• [Requirement]: Reproduce each entry below exactly, without omitting any.

Start of Records supplied

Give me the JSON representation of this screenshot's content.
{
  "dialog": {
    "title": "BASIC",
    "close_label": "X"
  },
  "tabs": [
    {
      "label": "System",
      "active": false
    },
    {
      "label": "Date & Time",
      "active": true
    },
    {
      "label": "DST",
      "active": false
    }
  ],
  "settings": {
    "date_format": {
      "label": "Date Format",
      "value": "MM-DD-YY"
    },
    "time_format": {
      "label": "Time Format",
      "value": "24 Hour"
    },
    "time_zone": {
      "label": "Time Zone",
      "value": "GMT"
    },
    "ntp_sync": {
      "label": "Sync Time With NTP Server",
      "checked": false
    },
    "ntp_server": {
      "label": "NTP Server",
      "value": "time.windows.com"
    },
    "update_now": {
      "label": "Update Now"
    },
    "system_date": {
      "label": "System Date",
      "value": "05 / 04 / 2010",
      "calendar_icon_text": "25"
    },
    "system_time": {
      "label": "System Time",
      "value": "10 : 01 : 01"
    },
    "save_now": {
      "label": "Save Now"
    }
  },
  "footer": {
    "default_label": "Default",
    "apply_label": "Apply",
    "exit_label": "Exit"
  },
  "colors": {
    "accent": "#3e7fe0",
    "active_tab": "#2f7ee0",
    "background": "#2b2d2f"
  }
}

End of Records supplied

• [Result of the task]:
Give me the JSON representation of this screenshot's content.
{
  "dialog": {
    "title": "BASIC",
    "close_label": "X"
  },
  "tabs": [
    {
      "label": "System",
      "active": false
    },
    {
      "label": "Date & Time",
      "active": true
    },
    {
      "label": "DST",
      "active": false
    }
  ],
  "settings": {
    "date_format": {
      "label": "Date Format",
      "value": "MM-DD-YY"
    },
    "time_format": {
      "label": "Time Format",
      "value": "24 Hour"
    },
    "time_zone": {
      "label": "Time Zone",
      "value": "GMT"
    },
    "ntp_sync": {
      "label": "Sync Time With NTP Server",
      "checked": false
    },
    "ntp_server": {
      "label": "NTP Server",
      "value": "time.windows.com"
    },
    "update_now": {
      "label": "Update Now"
    },
    "system_date": {
      "label": "System Date",
      "value": "05 / 04 / 2010",
      "calendar_icon_text": "25"
    },
    "system_time": {
      "label": "System Time",
      "value": "10 : 01 : 01"
    },
    "save_now": {
      "label": "Save Now"
    }
  },
  "footer": {
    "default_label": "Default",
    "apply_label": "Apply",
    "exit_label": "Exit"
  },
  "colors": {
    "accent": "#3e7fe0",
    "active_tab": "#2f7ee0",
    "background": "#2b2d2f"
  }
}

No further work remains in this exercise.